But also any number of young Jewish kids from DC. It may well be your best chance anywhere to see a B-boy sporting a kippah and tzitzit, as was seen at a similar competition at The Lab back in October (do yourself a favor – spend 6 minutes and watch this video).
Both Yedidya and Eliav told me again and again how good the dance makes them feel, and how it not only gives them a way to move their very active selves, but also to try expand what they know with new moves. Even moves that might have seemed crazy when they first started.
Slowly it has started to seep in to their Jewish lives as well, with Yedidya reporting that breakin’ could be seen during the hakafot last Simchat Torah. Just a few weeks ago, breaking was on the bimah at a local shul’s Purim talent show. With breakin’ built on joy, Simchat Torah and Purim may be just the first of many Jewish celebrations that start to include the dance.
No one can quite explain the gravitation of young Jews to the breakin’ scene in DC. Perhaps it is the adaptive nature of at least some parts of the Jewish community and the familiarity with interacting with, and occasionally integrating parts of, other cultures that makes this a natural connection. Or maybe it is something unique to The Lab DC’s approach that encourages individuality, but within a larger and more organized framework, that resonates, given how much of Jewish practice focuses on an individual’s approach to what appear on the surface to be a prescribed series of prayers and rituals.
Or the ultimate reflection of “ve-ahavata l’reicha kamocha.” The breaking studio or the “box” during a competition is a place where everyone claps along for each other, even while competing.

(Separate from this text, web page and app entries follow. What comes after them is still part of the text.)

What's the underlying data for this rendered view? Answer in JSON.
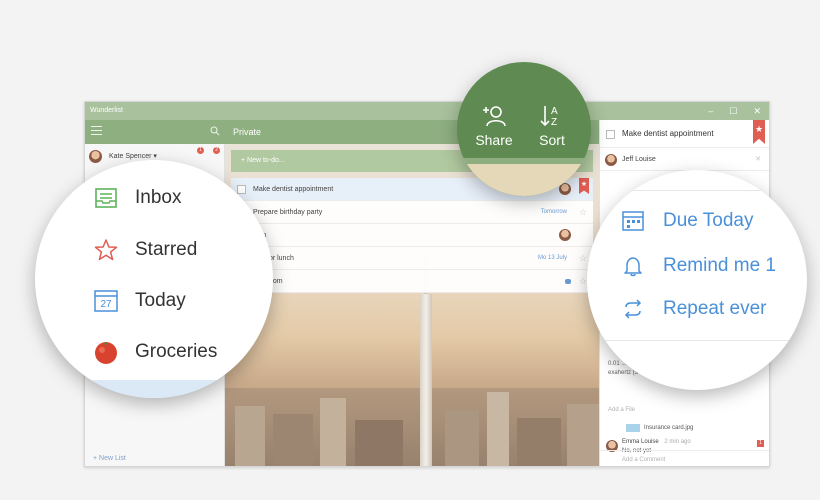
{
  "window": {
    "title": "Wunderlist",
    "min": "–",
    "max": "☐",
    "close": "✕"
  },
  "toolbar": {
    "list_title": "Private"
  },
  "user": {
    "name": "Kate Spencer ▾",
    "badge_a": "1",
    "badge_b": "2"
  },
  "sidebar": {
    "new_list": "+ New List"
  },
  "zoom_left": {
    "items": [
      {
        "label": "Inbox",
        "icon": "inbox-icon"
      },
      {
        "label": "Starred",
        "icon": "star-icon"
      },
      {
        "label": "Today",
        "icon": "calendar-icon",
        "day": "27"
      },
      {
        "label": "Groceries",
        "icon": "tomato-icon"
      }
    ]
  },
  "zoom_top": {
    "share": "Share",
    "sort": "Sort"
  },
  "new_todo": "+ New to-do...",
  "tasks": [
    {
      "title": "Make dentist appointment",
      "flag": "★"
    },
    {
      "title": "Prepare birthday party",
      "date": "Tomorrow",
      "star": "☆"
    },
    {
      "title": "Tom"
    },
    {
      "title": "Erik for lunch",
      "date": "Mo 13 July",
      "star": "☆"
    },
    {
      "title": "bathroom",
      "star": "☆"
    }
  ],
  "detail": {
    "title": "Make dentist appointment",
    "flag": "★",
    "assignee": "Jeff Louise",
    "remove": "✕",
    "note": "0.01 ... frequencies in the range 30 petahertz to 30 exahertz (3×1016 Hz to 3×1019 Hz)",
    "add_file": "Add a File",
    "file_name": "Insurance card.jpg",
    "comment_author": "Emma Louise",
    "comment_time": "2 min ago",
    "comment_text": "No, not yet",
    "comment_count": "1",
    "add_comment": "Add a Comment"
  },
  "zoom_right": {
    "items": [
      {
        "label": "Due Today",
        "icon": "due-date-icon"
      },
      {
        "label": "Remind me 1",
        "icon": "bell-icon"
      },
      {
        "label": "Repeat ever",
        "icon": "repeat-icon"
      }
    ]
  },
  "colors": {
    "accent_green": "#8eaf80",
    "flag_red": "#e05d52",
    "link_blue": "#4a90d9"
  }
}
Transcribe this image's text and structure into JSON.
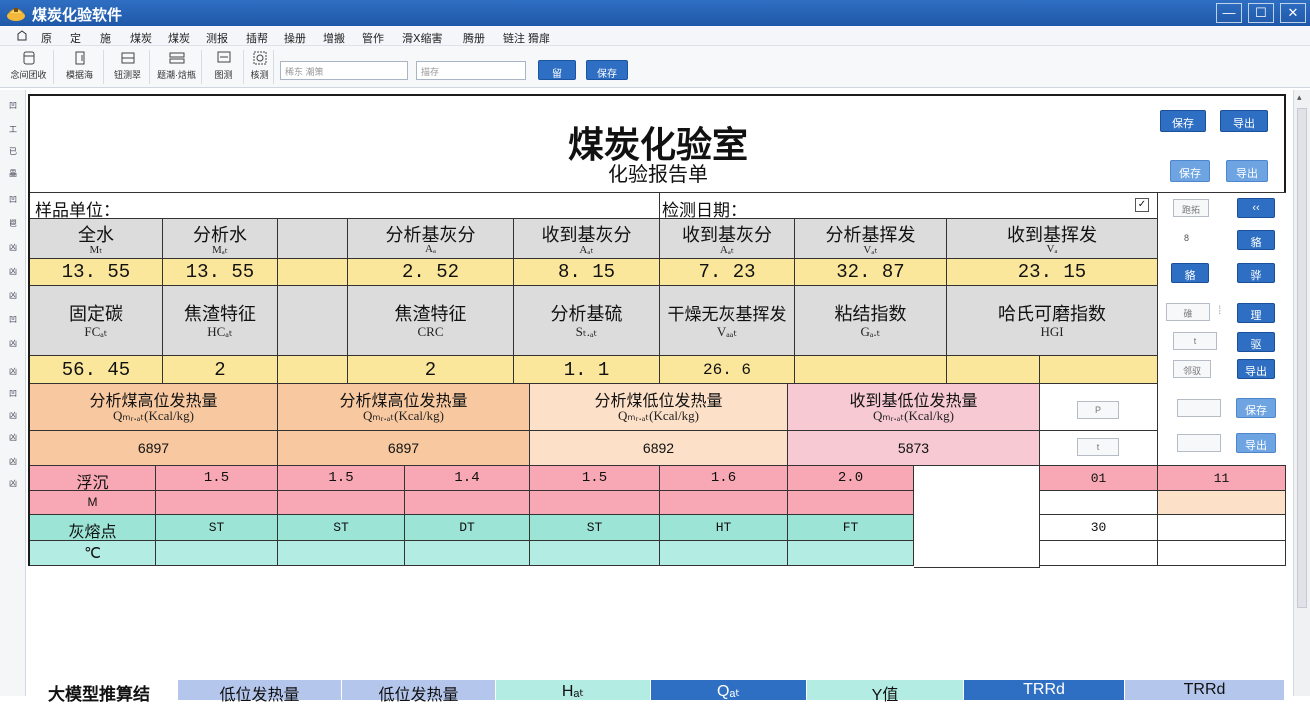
{
  "window": {
    "title": "煤炭化验软件",
    "min_glyph": "—",
    "max_glyph": "☐",
    "close_glyph": "✕"
  },
  "menu": [
    "原",
    "定",
    "施",
    "煤炭",
    "煤炭",
    "测报",
    "插帮",
    "操册",
    "增搬",
    "管作",
    "滑Ⅹ缩害",
    "腾册",
    "链注 猾扉"
  ],
  "toolbar": {
    "items": [
      "念间团收",
      "模据海",
      "钮测翠",
      "题潮·焓瓶",
      "图测",
      "核测"
    ],
    "search_placeholder": "稀东 潮策",
    "input2_placeholder": "描存",
    "btn1": "留",
    "btn2": "保存"
  },
  "left_icons": [
    "凹",
    "工",
    "已",
    "畾",
    "凹",
    "鬯",
    "凶",
    "凶",
    "凶",
    "凹",
    "凶",
    "凶",
    "凹",
    "凶",
    "凶"
  ],
  "report": {
    "title": "煤炭化验室",
    "subtitle": "化验报告单",
    "sample_unit_label": "样品单位：",
    "test_date_label": "检测日期：",
    "dropdown_glyph": "✓",
    "header1": [
      {
        "main": "全水",
        "sub": "Mₜ"
      },
      {
        "main": "分析水",
        "sub": "Mₐₜ"
      },
      {
        "main": "",
        "sub": ""
      },
      {
        "main": "分析基灰分",
        "sub": "Aₐ"
      },
      {
        "main": "收到基灰分",
        "sub": "Aₐₜ"
      },
      {
        "main": "收到基灰分",
        "sub": "Aₐₜ"
      },
      {
        "main": "分析基挥发",
        "sub": "Vₐₜ"
      },
      {
        "main": "收到基挥发",
        "sub": "Vₐ"
      }
    ],
    "values1": [
      "13. 55",
      "13. 55",
      "",
      "2. 52",
      "8. 15",
      "7. 23",
      "32. 87",
      "23. 15"
    ],
    "header2": [
      {
        "main": "固定碳",
        "sub": "FCₐₜ"
      },
      {
        "main": "焦渣特征",
        "sub": "HCₐₜ"
      },
      {
        "main": "",
        "sub": ""
      },
      {
        "main": "焦渣特征",
        "sub": "CRC"
      },
      {
        "main": "分析基硫",
        "sub": "Sₜ.ₐₜ"
      },
      {
        "main": "干燥无灰基挥发",
        "sub": "Vₐₐₜ"
      },
      {
        "main": "粘结指数",
        "sub": "Gₐ.ₜ"
      },
      {
        "main": "哈氏可磨指数",
        "sub": "HGI"
      }
    ],
    "values2": [
      "56. 45",
      "2",
      "",
      "2",
      "1. 1",
      "26. 6",
      "",
      "",
      ""
    ],
    "heat_headers": [
      {
        "main": "分析煤高位发热量",
        "sub": "Qₘᵣ.ₐₜ(Kcal/kg)"
      },
      {
        "main": "分析煤高位发热量",
        "sub": "Qₘᵣ.ₐₜ(Kcal/kg)"
      },
      {
        "main": "分析煤低位发热量",
        "sub": "Qₘᵣ.ₐₜ(Kcal/kg)"
      },
      {
        "main": "收到基低位发热量",
        "sub": "Qₘᵣ.ₐₜ(Kcal/kg)"
      }
    ],
    "heat_values": [
      "6897",
      "6897",
      "6892",
      "5873"
    ],
    "float_label": "浮沉",
    "float_values": [
      "1.5",
      "1.5",
      "1.4",
      "1.5",
      "1.6",
      "2.0"
    ],
    "float_right": [
      "01",
      "11"
    ],
    "m_label": "M",
    "ash_label": "灰熔点",
    "ash_values": [
      "ST",
      "ST",
      "DT",
      "ST",
      "HT",
      "FT"
    ],
    "ash_right": "30",
    "unit_label": "℃",
    "side_ghost_p": "P",
    "side_ghost_t": "t"
  },
  "right_panel": {
    "save_top": "保存",
    "export_top": "导出",
    "save2": "保存",
    "export2": "导出",
    "r1_ghost": "跑拓",
    "r1_btn": "‹‹",
    "r2_ghost": "8",
    "r2_btn": "貉",
    "r3_btn1": "貉",
    "r3_btn2": "骅",
    "r4_ghost": "碓",
    "r4_btn": "理",
    "r5_ghost": "t",
    "r5_btn": "驱",
    "r6_ghost": "邻驭",
    "r6_btn": "导出",
    "heat_save": "保存",
    "heat_export": "导出"
  },
  "bottom": {
    "label": "大模型推算结",
    "cells": [
      "低位发热量",
      "低位发热量",
      "Hₐₜ",
      "Qₐₜ",
      "Y值",
      "TRRd",
      "TRRd"
    ]
  },
  "colors": {
    "titlebar": "#1f58a8",
    "accent": "#2f6fc3",
    "yellow": "#fbe79b",
    "grey": "#dcdcdc",
    "orange": "#f8c9a0",
    "pink": "#f7a8b4",
    "teal": "#9be4d6"
  }
}
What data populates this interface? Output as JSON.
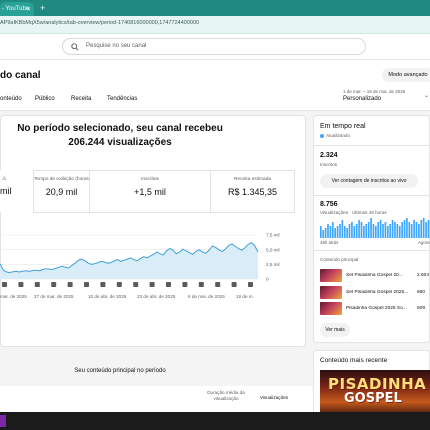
{
  "browser": {
    "tab_title": "- YouTube",
    "new_tab": "+",
    "url": "AP9aIKBbMqX5w/analytics/tab-overview/period-1740816000000,1747724400000"
  },
  "studio": {
    "search_placeholder": "Pesquise no seu canal",
    "page_title": "do canal",
    "advanced_button": "Modo avançado",
    "tabs": [
      "onteúdo",
      "Público",
      "Receita",
      "Tendências"
    ],
    "period_range": "1 de mar. – 19 de mai. de 2025",
    "period_label": "Personalizado"
  },
  "overview": {
    "headline_line1": "No período selecionado, seu canal recebeu",
    "headline_line2": "206.244 visualizações",
    "metrics": [
      {
        "label": "",
        "value": "mil"
      },
      {
        "label": "Tempo de exibição (horas)",
        "value": "20,9 mil"
      },
      {
        "label": "Inscritos",
        "value": "+1,5 mil"
      },
      {
        "label": "Receita estimada",
        "value": "R$ 1.345,35"
      }
    ],
    "top_content_title": "Seu conteúdo principal no período",
    "col_avg_duration": "Duração média da visualização",
    "col_views": "Visualizações"
  },
  "chart_data": {
    "type": "area",
    "x_labels": [
      "mar. de 2025",
      "27 de mar. de 2025",
      "10 de abr. de 2025",
      "23 de abr. de 2025",
      "6 de mai. de 2025",
      "19 de m"
    ],
    "y_ticks": [
      "7,5 mil",
      "5,0 mil",
      "2,5 mil",
      "0"
    ],
    "ylim": [
      0,
      7500
    ],
    "series": [
      {
        "values": [
          2600,
          1500,
          1200,
          1100,
          1250,
          1300,
          1200,
          1350,
          1400,
          1300,
          1450,
          1500,
          1400,
          1600,
          1750,
          1700,
          1600,
          1800,
          2000,
          2200,
          2000,
          1900,
          2300,
          2700,
          3200,
          3400,
          3100,
          2700,
          2500,
          2600,
          2800,
          3000,
          2900,
          2700,
          2800,
          3100,
          3300,
          3000,
          3200,
          3400,
          3600,
          3300,
          3100,
          3500,
          3800,
          3600,
          3900,
          4200,
          4600,
          4300,
          4100,
          4800,
          5200,
          4900,
          4300,
          4600,
          5100,
          4800,
          4500,
          4200,
          4700,
          5000,
          4600,
          4400,
          4900,
          5600,
          5400,
          5000,
          4700,
          5100,
          5700,
          6000,
          5600,
          5200,
          4900,
          5300,
          5900,
          6200,
          5700,
          4600
        ]
      }
    ],
    "grid": true
  },
  "realtime": {
    "title": "Em tempo real",
    "live_label": "Atualizando",
    "subs_value": "2.324",
    "subs_label": "Inscritos",
    "live_button": "Ver contagem de inscritos ao vivo",
    "views_value": "8.756",
    "views_label": "Visualizações · Últimas 48 horas",
    "axis_start": "48h atrás",
    "axis_end": "Agora",
    "bars": [
      6,
      4,
      5,
      7,
      6,
      8,
      5,
      6,
      7,
      9,
      6,
      5,
      7,
      8,
      6,
      7,
      9,
      8,
      6,
      7,
      8,
      10,
      7,
      6,
      8,
      9,
      7,
      8,
      6,
      7,
      9,
      8,
      7,
      6,
      8,
      9,
      10,
      8,
      7,
      9,
      8,
      7,
      9,
      10,
      8,
      9
    ],
    "content_header": "Conteúdo principal",
    "rows": [
      {
        "title": "Set Pisadinha Gospel 20...",
        "value": "2.604"
      },
      {
        "title": "Set Pisadinha Gospel 2025...",
        "value": "660"
      },
      {
        "title": "Pisadinha Gospel 2025 So...",
        "value": "609"
      }
    ],
    "more_button": "Ver mais"
  },
  "latest": {
    "title": "Conteúdo mais recente",
    "thumb_word1": "PISADINHA",
    "thumb_word2": "GOSPEL"
  },
  "colors": {
    "browser_teal": "#1f8a80",
    "chart_line": "#41a0d8",
    "chart_fill": "#d9edf8",
    "live_dot": "#3ea6ff"
  }
}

You will often see dancers trying to show each other up, but all the while just as ready to be schooled when their turn is done.
Then again, it could just be that there is a group of young Jewish kids in DC who are realizing that there is a physical element to finding spiritual joy. As another 8 year-old B-boy, Adiv “Lightning Foot” Brooks-Rubin (full disclosure: my son) told me, “It’s just kind of cool that breaking is something I can feel in my heart. Maybe when it was starting out, it was just people moving their legs and feet, but it’s more now.”
Having watched my share of breaking classes and competitions now, I can only agree. I have watched Adiv grow in to himself through breaking, finding levels of creativity, curiosity, daring, and yes, a bit of swagger, that were hard to imagine before. The combination of athletic skill and artistic sensibility makes breaking a unique art form for kids who may be in to sports or the arts, or maybe who’ve never found their stride in either.
It’s a system that lets you be yourself, to put your own stamp on whatever you do, but always within a bigger collective of supportive and fun friends/competitors.
And as a parent, Jewish or not, that’s about all you can ask for.